Rhinoplasty can be applied by two techniques: open technique and closed technique. Open technique involves a small incision made at the lower part of the nasal tip, i.e. the area where the lip and nose meet. In the closed technique, the nasal tip and nasal bridge are exposed through a small incision made on the inside of the nasal wings.
I prefer the closed technique for less problematic noses. Its advantages are short duration of operation and faster recovery of edema in the nasal tip. However, I consider that the open technique is more useful for serious problems with the nasal tip, “C”- or “S”-shaped nasal deformities due to a trauma, or patients who have previously undergone rhinoplasty surgery but not satisfied with the result and will undergo a second or third surgery. The advantage is that you have more command on the nose anatomy at every stage of the surgery and you can easily deal with the functional problems at the same time. Almost none of my patients have ever had a scar.
It is my personal preference to use the appropriate surgical technique in the appropriate patient. The majority of my patients are patients that I believe the open technique is required. Even the problematic noses in the Scandinavian or Baltic countries are too beautiful to be compared to the noses of the Anatolian people. Therefore, the technique to be used may vary according to country, city, and patient.

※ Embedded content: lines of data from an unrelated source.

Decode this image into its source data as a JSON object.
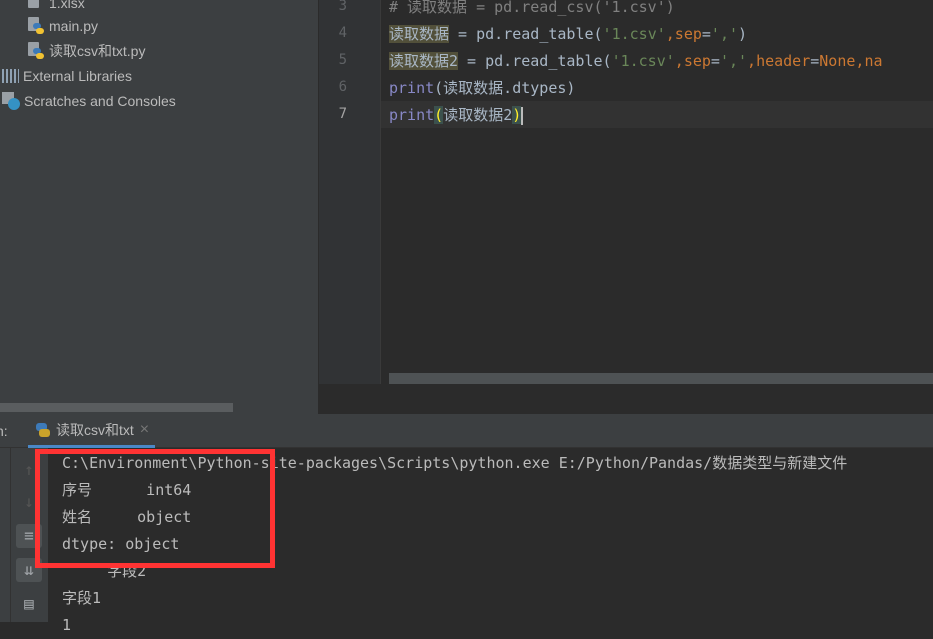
{
  "project_tree": {
    "items": [
      {
        "label": "1.xlsx",
        "icon": "unknown-file-icon"
      },
      {
        "label": "main.py",
        "icon": "python-file-icon"
      },
      {
        "label": "读取csv和txt.py",
        "icon": "python-file-icon"
      },
      {
        "label": "External Libraries",
        "icon": "library-icon"
      },
      {
        "label": "Scratches and Consoles",
        "icon": "scratches-icon"
      }
    ]
  },
  "editor": {
    "line_numbers": [
      "3",
      "4",
      "5",
      "6",
      "7"
    ],
    "lines": [
      {
        "parts": [
          "# 读取数据 = pd.read_csv('1.csv')"
        ]
      },
      {
        "parts": [
          "读取数据",
          " = pd.read_table(",
          "'1.csv'",
          ",",
          "sep",
          "=",
          "','",
          ")"
        ]
      },
      {
        "parts": [
          "读取数据2",
          " = pd.read_table(",
          "'1.csv'",
          ",",
          "sep",
          "=",
          "','",
          ",",
          "header",
          "=",
          "None",
          ",",
          "na"
        ]
      },
      {
        "parts": [
          "print",
          "(读取数据.dtypes)"
        ]
      },
      {
        "parts": [
          "print",
          "(",
          "读取数据2",
          ")"
        ]
      }
    ]
  },
  "run_panel": {
    "label": "n:",
    "tab": "读取csv和txt",
    "close": "×"
  },
  "console": {
    "lines": [
      "C:\\Environment\\Python-site-packages\\Scripts\\python.exe E:/Python/Pandas/数据类型与新建文件",
      "序号      int64",
      "姓名     object",
      "dtype: object",
      "     字段2",
      "字段1",
      "1"
    ]
  },
  "colors": {
    "highlight_box": "#ff3333",
    "accent": "#4a88c7"
  }
}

In recent years, there has been a discussion particularly between physicians performing rhinoplasty about the closed and open technique. If you ask me, this discussion is quite unnecessary. No matter what technique you prefer, as a physician, you should make a good-looking nose with no functional problems for your patient. Therefore, rather than which technique you will choose, we need to look at which technique comes to life in your hands. You should know both techniques perfectly, but the choice is entirely up to the patient and the surgeon. Personally, about 40% of my patients have had undergone surgery before. An important part consists of those who have a traumatic crooked nose, collapsed nasal bridge or asymmetric nasal tip. I perform the open technique in about 90% of my surgeries.
Regardless of the technique, less pain occurs after surgery. However, if there is pain, this is a pain that responds quickly to painkillers. Both techniques may cause swelling and bruise around the eyes. This may vary from patient to patient but completely disappears within 7 days.
A nasal splint (plaster) is usually removed after a week. The swelling in the root of the nose decreases in the 3rd month and the swelling in the nose back decreases in the 6th month. The swelling on the nose tip and nasal wings decreases in the 9th month. The time required for full recovery is 1 year.